>>>>

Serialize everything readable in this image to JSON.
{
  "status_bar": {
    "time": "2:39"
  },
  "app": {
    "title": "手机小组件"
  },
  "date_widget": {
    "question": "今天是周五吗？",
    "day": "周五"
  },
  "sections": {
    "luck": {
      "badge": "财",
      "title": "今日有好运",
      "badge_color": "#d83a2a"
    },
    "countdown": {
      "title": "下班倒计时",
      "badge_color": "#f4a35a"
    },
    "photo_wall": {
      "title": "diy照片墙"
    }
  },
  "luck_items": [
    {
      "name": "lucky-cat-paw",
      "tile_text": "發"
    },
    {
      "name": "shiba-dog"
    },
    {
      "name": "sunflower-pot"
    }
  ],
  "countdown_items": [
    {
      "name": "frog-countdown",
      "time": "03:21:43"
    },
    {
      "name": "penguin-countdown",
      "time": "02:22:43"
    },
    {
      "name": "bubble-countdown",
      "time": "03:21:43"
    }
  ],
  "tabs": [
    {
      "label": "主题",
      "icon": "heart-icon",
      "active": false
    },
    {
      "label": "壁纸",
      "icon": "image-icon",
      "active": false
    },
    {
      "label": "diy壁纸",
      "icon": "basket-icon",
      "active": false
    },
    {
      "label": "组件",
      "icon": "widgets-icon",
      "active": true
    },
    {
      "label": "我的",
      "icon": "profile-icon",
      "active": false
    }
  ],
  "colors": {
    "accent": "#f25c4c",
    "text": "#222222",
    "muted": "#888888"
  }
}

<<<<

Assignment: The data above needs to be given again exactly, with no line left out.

Answer box:
Serialize everything readable in this image to JSON.
{
  "status_bar": {
    "time": "2:39"
  },
  "app": {
    "title": "手机小组件"
  },
  "date_widget": {
    "question": "今天是周五吗？",
    "day": "周五"
  },
  "sections": {
    "luck": {
      "badge": "财",
      "title": "今日有好运",
      "badge_color": "#d83a2a"
    },
    "countdown": {
      "title": "下班倒计时",
      "badge_color": "#f4a35a"
    },
    "photo_wall": {
      "title": "diy照片墙"
    }
  },
  "luck_items": [
    {
      "name": "lucky-cat-paw",
      "tile_text": "發"
    },
    {
      "name": "shiba-dog"
    },
    {
      "name": "sunflower-pot"
    }
  ],
  "countdown_items": [
    {
      "name": "frog-countdown",
      "time": "03:21:43"
    },
    {
      "name": "penguin-countdown",
      "time": "02:22:43"
    },
    {
      "name": "bubble-countdown",
      "time": "03:21:43"
    }
  ],
  "tabs": [
    {
      "label": "主题",
      "icon": "heart-icon",
      "active": false
    },
    {
      "label": "壁纸",
      "icon": "image-icon",
      "active": false
    },
    {
      "label": "diy壁纸",
      "icon": "basket-icon",
      "active": false
    },
    {
      "label": "组件",
      "icon": "widgets-icon",
      "active": true
    },
    {
      "label": "我的",
      "icon": "profile-icon",
      "active": false
    }
  ],
  "colors": {
    "accent": "#f25c4c",
    "text": "#222222",
    "muted": "#888888"
  }
}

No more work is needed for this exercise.